Go line by line through the entries and show those that hold the string "content".

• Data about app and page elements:
------------------------------------------------------------------------

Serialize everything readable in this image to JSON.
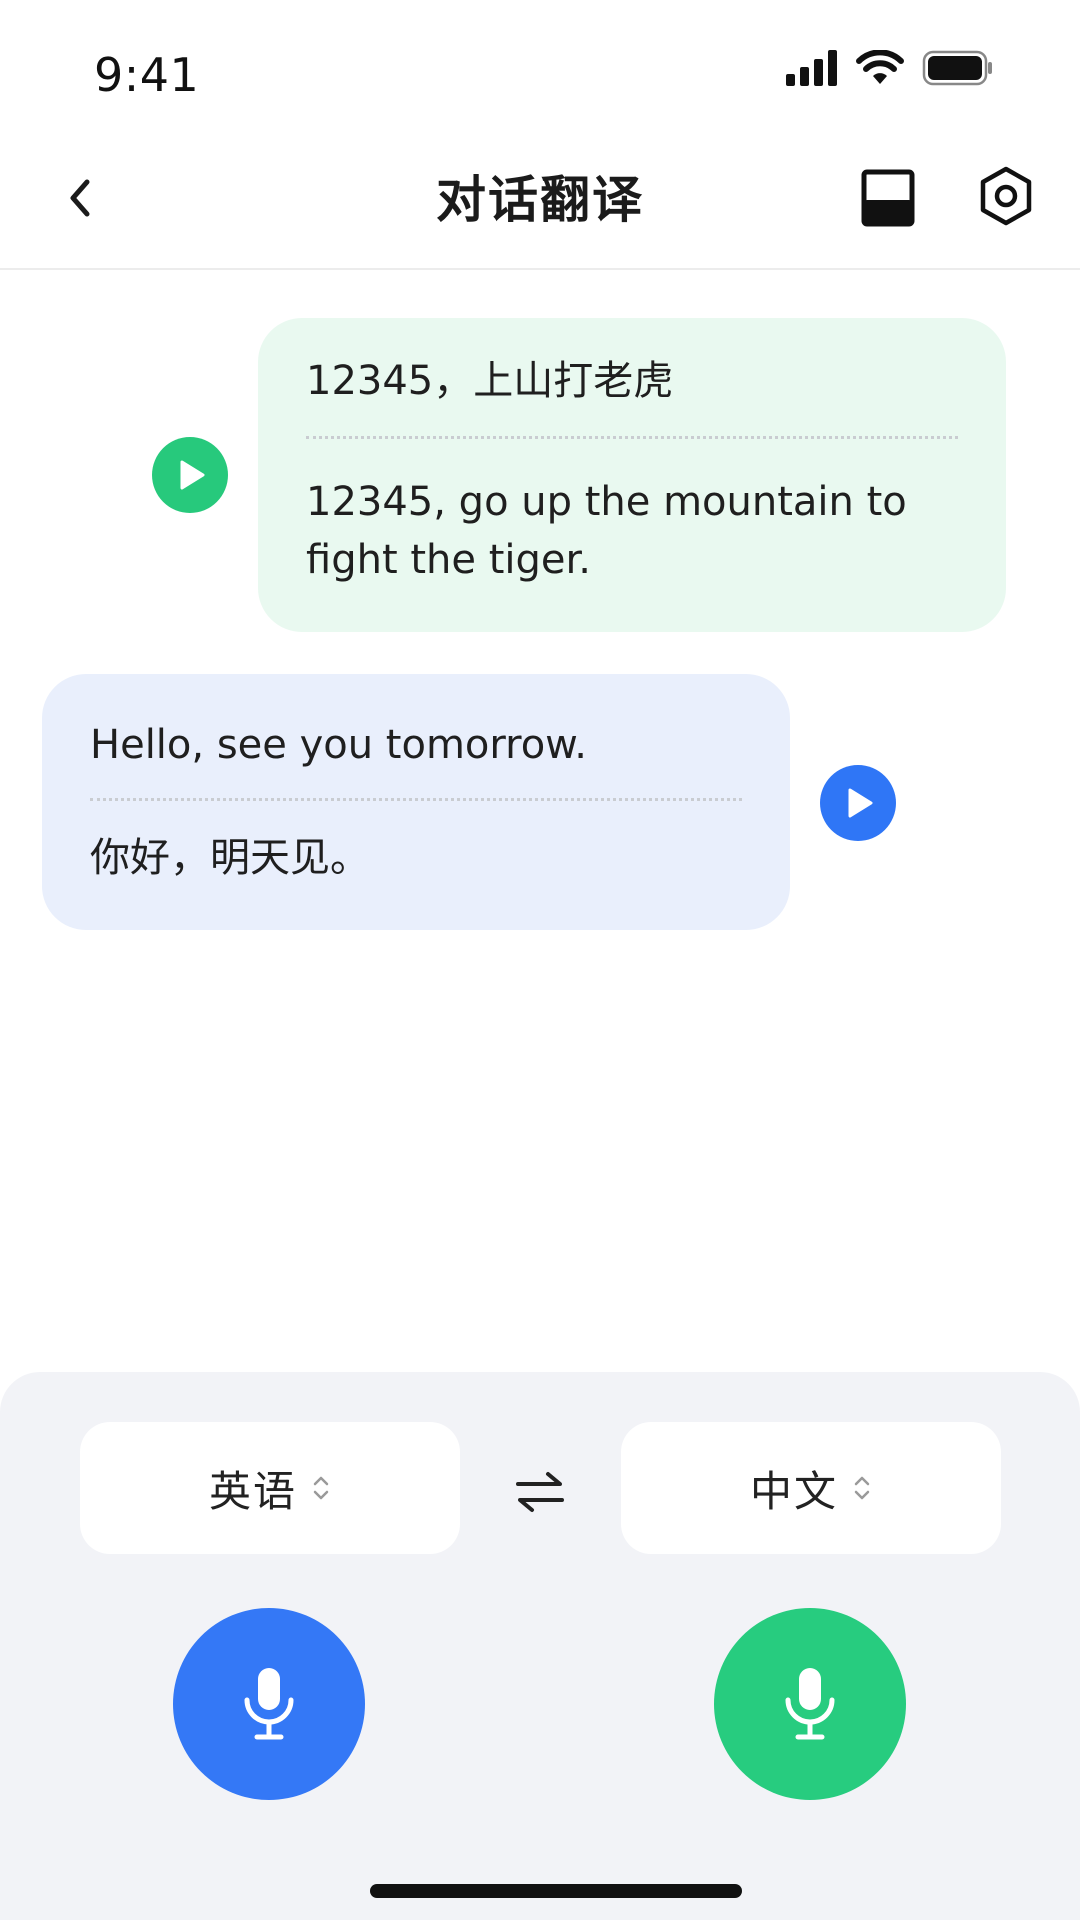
{
  "status_bar": {
    "time": "9:41",
    "icons": [
      "signal-icon",
      "wifi-icon",
      "battery-icon"
    ]
  },
  "header": {
    "title": "对话翻译",
    "back_icon": "chevron-left-icon",
    "layout_icon": "split-layout-icon",
    "settings_icon": "settings-hex-icon"
  },
  "messages": [
    {
      "side": "right",
      "original": "12345，上山打老虎",
      "translation_line1": "12345, go up the mountain to",
      "translation_line2": "fight the tiger.",
      "bubble_color": "#e9f9f0",
      "play_color": "#27c97c"
    },
    {
      "side": "left",
      "original": "Hello, see you tomorrow.",
      "translation": "你好，明天见。",
      "bubble_color": "#e9effc",
      "play_color": "#2f76f6"
    }
  ],
  "languages": {
    "left": "英语",
    "right": "中文",
    "swap_icon": "swap-arrows-icon"
  },
  "mics": {
    "left_color": "#3478f6",
    "right_color": "#27cc7f"
  }
}
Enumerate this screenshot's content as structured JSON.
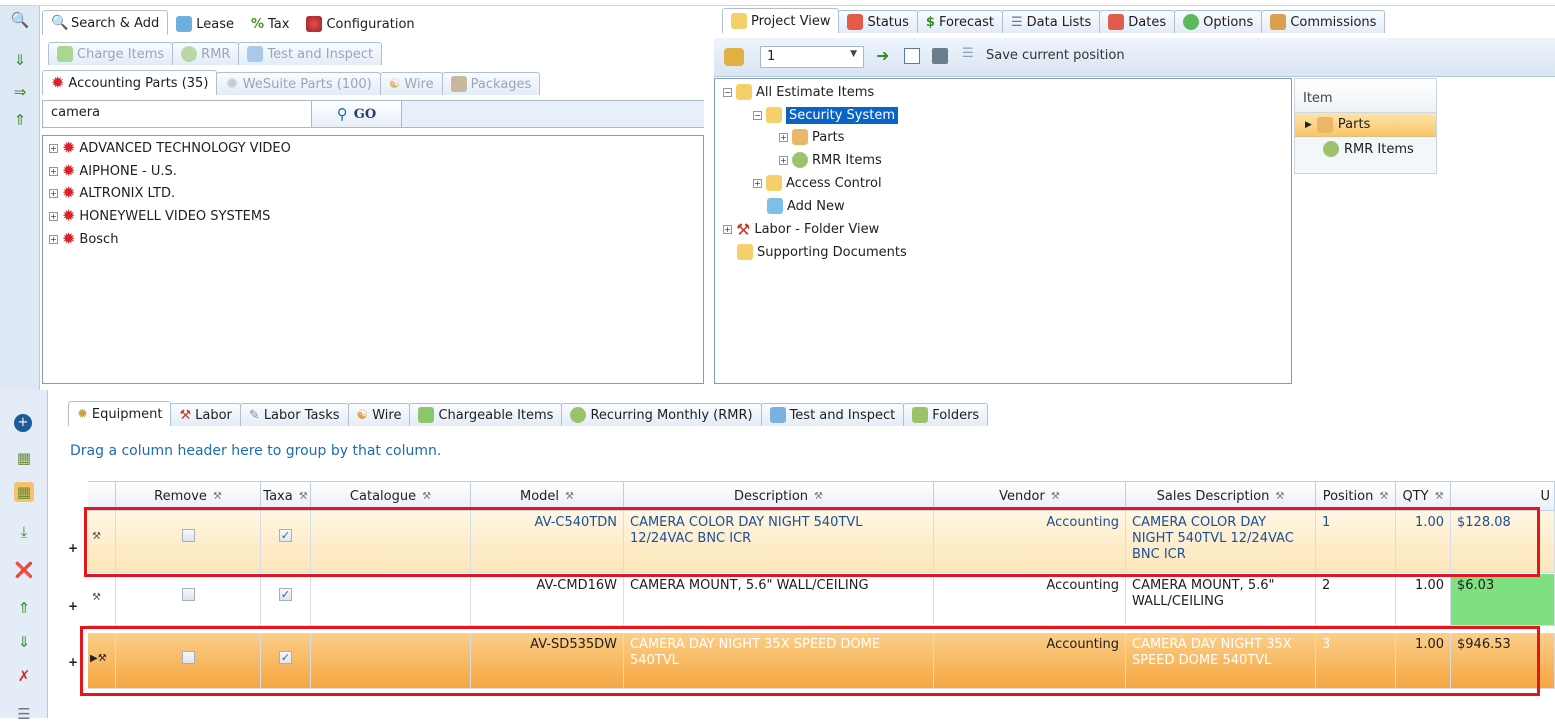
{
  "search_panel": {
    "main_tabs": [
      {
        "label": "Search & Add",
        "icon": "magnifier-icon"
      },
      {
        "label": "Lease",
        "icon": "lease-icon"
      },
      {
        "label": "Tax",
        "icon": "percent-icon"
      },
      {
        "label": "Configuration",
        "icon": "configuration-icon"
      }
    ],
    "sub_tabs_row1": [
      "Charge Items",
      "RMR",
      "Test and Inspect"
    ],
    "sub_tabs_row2": [
      "Accounting Parts (35)",
      "WeSuite Parts (100)",
      "Wire",
      "Packages"
    ],
    "search_value": "camera",
    "go_label": "GO",
    "vendors": [
      "ADVANCED TECHNOLOGY VIDEO",
      "AIPHONE - U.S.",
      "ALTRONIX LTD.",
      "HONEYWELL VIDEO SYSTEMS",
      "Bosch"
    ]
  },
  "project_panel": {
    "tabs": [
      "Project View",
      "Status",
      "Forecast",
      "Data Lists",
      "Dates",
      "Options",
      "Commissions"
    ],
    "toolbar": {
      "select_value": "1",
      "save_label": "Save current position"
    },
    "tree": [
      {
        "label": "All Estimate Items",
        "level": 0,
        "expander": "−"
      },
      {
        "label": "Security System",
        "level": 1,
        "expander": "−",
        "selected": true
      },
      {
        "label": "Parts",
        "level": 2,
        "expander": "+"
      },
      {
        "label": "RMR Items",
        "level": 2,
        "expander": "+"
      },
      {
        "label": "Access Control",
        "level": 1,
        "expander": "+"
      },
      {
        "label": "Add New",
        "level": 1,
        "expander": ""
      },
      {
        "label": "Labor - Folder View",
        "level": 0,
        "expander": "+"
      },
      {
        "label": "Supporting Documents",
        "level": 0,
        "expander": ""
      }
    ],
    "item_header": "Item",
    "items": [
      "Parts",
      "RMR Items"
    ]
  },
  "bottom_panel": {
    "tabs": [
      "Equipment",
      "Labor",
      "Labor Tasks",
      "Wire",
      "Chargeable Items",
      "Recurring Monthly (RMR)",
      "Test and Inspect",
      "Folders"
    ],
    "group_hint": "Drag a column header here to group by that column.",
    "columns": [
      "Remove",
      "Taxa",
      "Catalogue",
      "Model",
      "Description",
      "Vendor",
      "Sales Description",
      "Position",
      "QTY",
      "U"
    ],
    "rows": [
      {
        "model": "AV-C540TDN",
        "description": "CAMERA COLOR DAY NIGHT 540TVL 12/24VAC BNC ICR",
        "vendor": "Accounting",
        "sales_description": "CAMERA COLOR DAY NIGHT 540TVL 12/24VAC BNC ICR",
        "position": "1",
        "qty": "1.00",
        "price": "$128.08",
        "taxable": true,
        "remove": false
      },
      {
        "model": "AV-CMD16W",
        "description": "CAMERA MOUNT, 5.6\" WALL/CEILING",
        "vendor": "Accounting",
        "sales_description": "CAMERA MOUNT, 5.6\" WALL/CEILING",
        "position": "2",
        "qty": "1.00",
        "price": "$6.03",
        "taxable": true,
        "remove": false
      },
      {
        "model": "AV-SD535DW",
        "description": "CAMERA DAY NIGHT 35X SPEED DOME 540TVL",
        "vendor": "Accounting",
        "sales_description": "CAMERA DAY NIGHT 35X SPEED DOME 540TVL",
        "position": "3",
        "qty": "1.00",
        "price": "$946.53",
        "taxable": true,
        "remove": false
      }
    ]
  },
  "colors": {
    "accent_blue": "#1b4f9a",
    "highlight_red": "#e4151b",
    "selected_orange": "#f5a640",
    "price_green": "#7ee07e",
    "tree_select": "#0a64c8"
  }
}
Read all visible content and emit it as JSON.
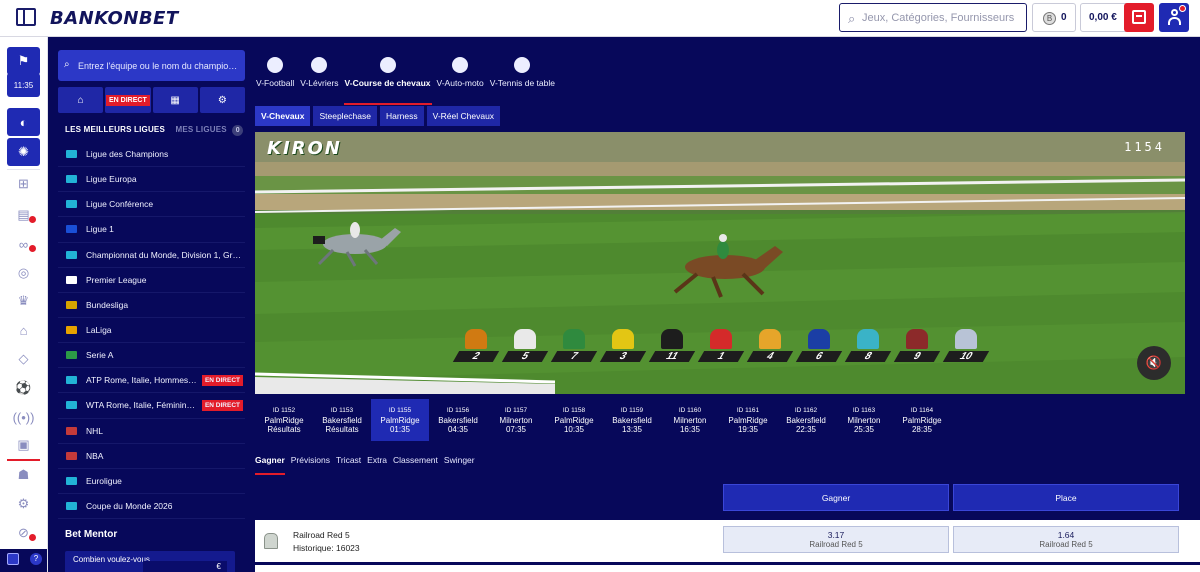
{
  "header": {
    "logo": "BANKONBET",
    "search_placeholder": "Jeux, Catégories, Fournisseurs",
    "coins": "0",
    "balance": "0,00 €",
    "notification_count": "1"
  },
  "rail": {
    "clock": "11:35"
  },
  "sidebar": {
    "search_placeholder": "Entrez l'équipe ou le nom du champio…",
    "live_label": "EN DIRECT",
    "top_leagues": "LES MEILLEURS LIGUES",
    "my_leagues": "MES LIGUES",
    "my_leagues_count": "0",
    "leagues": [
      {
        "name": "Ligue des Champions",
        "flag": "#22b3d6"
      },
      {
        "name": "Ligue Europa",
        "flag": "#22b3d6"
      },
      {
        "name": "Ligue Conférence",
        "flag": "#22b3d6"
      },
      {
        "name": "Ligue 1",
        "flag": "#1a4fd6"
      },
      {
        "name": "Championnat du Monde, Division 1, Gr…",
        "flag": "#22b3d6"
      },
      {
        "name": "Premier League",
        "flag": "#ffffff"
      },
      {
        "name": "Bundesliga",
        "flag": "#d5a400"
      },
      {
        "name": "LaLiga",
        "flag": "#e8a200"
      },
      {
        "name": "Serie A",
        "flag": "#2c9a47"
      },
      {
        "name": "ATP Rome, Italie, Hommes…",
        "flag": "#22b3d6",
        "live": "EN DIRECT"
      },
      {
        "name": "WTA Rome, Italie, Féminin…",
        "flag": "#22b3d6",
        "live": "EN DIRECT"
      },
      {
        "name": "NHL",
        "flag": "#c43a3a"
      },
      {
        "name": "NBA",
        "flag": "#c43a3a"
      },
      {
        "name": "Euroligue",
        "flag": "#22b3d6"
      },
      {
        "name": "Coupe du Monde 2026",
        "flag": "#22b3d6"
      }
    ],
    "mentor_title": "Bet Mentor",
    "mentor_question": "Combien voulez-vous",
    "mentor_currency": "€"
  },
  "main": {
    "vsports": [
      "V-Football",
      "V-Lévriers",
      "V-Course de chevaux",
      "V-Auto-moto",
      "V-Tennis de table"
    ],
    "subtabs": [
      "V-Chevaux",
      "Steeplechase",
      "Harness",
      "V-Réel Chevaux"
    ],
    "video": {
      "provider": "KIRON",
      "race_number": "1154",
      "runners": [
        {
          "num": "2",
          "color": "#d07a12"
        },
        {
          "num": "5",
          "color": "#e9e9e9"
        },
        {
          "num": "7",
          "color": "#2f8a3e"
        },
        {
          "num": "3",
          "color": "#e3c614"
        },
        {
          "num": "11",
          "color": "#1d1d1d"
        },
        {
          "num": "1",
          "color": "#d42a2a"
        },
        {
          "num": "4",
          "color": "#e6a52a"
        },
        {
          "num": "6",
          "color": "#1b3ea5"
        },
        {
          "num": "8",
          "color": "#3ab3c7"
        },
        {
          "num": "9",
          "color": "#8c2a2a"
        },
        {
          "num": "10",
          "color": "#b8c3d6"
        }
      ]
    },
    "schedule": [
      {
        "id": "ID 1152",
        "track": "PalmRidge",
        "time": "Résultats"
      },
      {
        "id": "ID 1153",
        "track": "Bakersfield",
        "time": "Résultats"
      },
      {
        "id": "ID 1155",
        "track": "PalmRidge",
        "time": "01:35",
        "active": true
      },
      {
        "id": "ID 1156",
        "track": "Bakersfield",
        "time": "04:35"
      },
      {
        "id": "ID 1157",
        "track": "Milnerton",
        "time": "07:35"
      },
      {
        "id": "ID 1158",
        "track": "PalmRidge",
        "time": "10:35"
      },
      {
        "id": "ID 1159",
        "track": "Bakersfield",
        "time": "13:35"
      },
      {
        "id": "ID 1160",
        "track": "Milnerton",
        "time": "16:35"
      },
      {
        "id": "ID 1161",
        "track": "PalmRidge",
        "time": "19:35"
      },
      {
        "id": "ID 1162",
        "track": "Bakersfield",
        "time": "22:35"
      },
      {
        "id": "ID 1163",
        "track": "Milnerton",
        "time": "25:35"
      },
      {
        "id": "ID 1164",
        "track": "PalmRidge",
        "time": "28:35"
      }
    ],
    "bet_tabs": [
      "Gagner",
      "Prévisions",
      "Tricast",
      "Extra",
      "Classement",
      "Swinger"
    ],
    "columns": {
      "win": "Gagner",
      "place": "Place"
    },
    "runner_row": {
      "name": "Railroad Red 5",
      "history": "Historique: 16023",
      "win_odds": "3.17",
      "place_odds": "1.64",
      "odds_label": "Railroad Red 5"
    }
  }
}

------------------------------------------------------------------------

• ANSWER TO THIS TASK:
Enumerate this screenshot's content as structured JSON.
Read all visible content and emit it as JSON.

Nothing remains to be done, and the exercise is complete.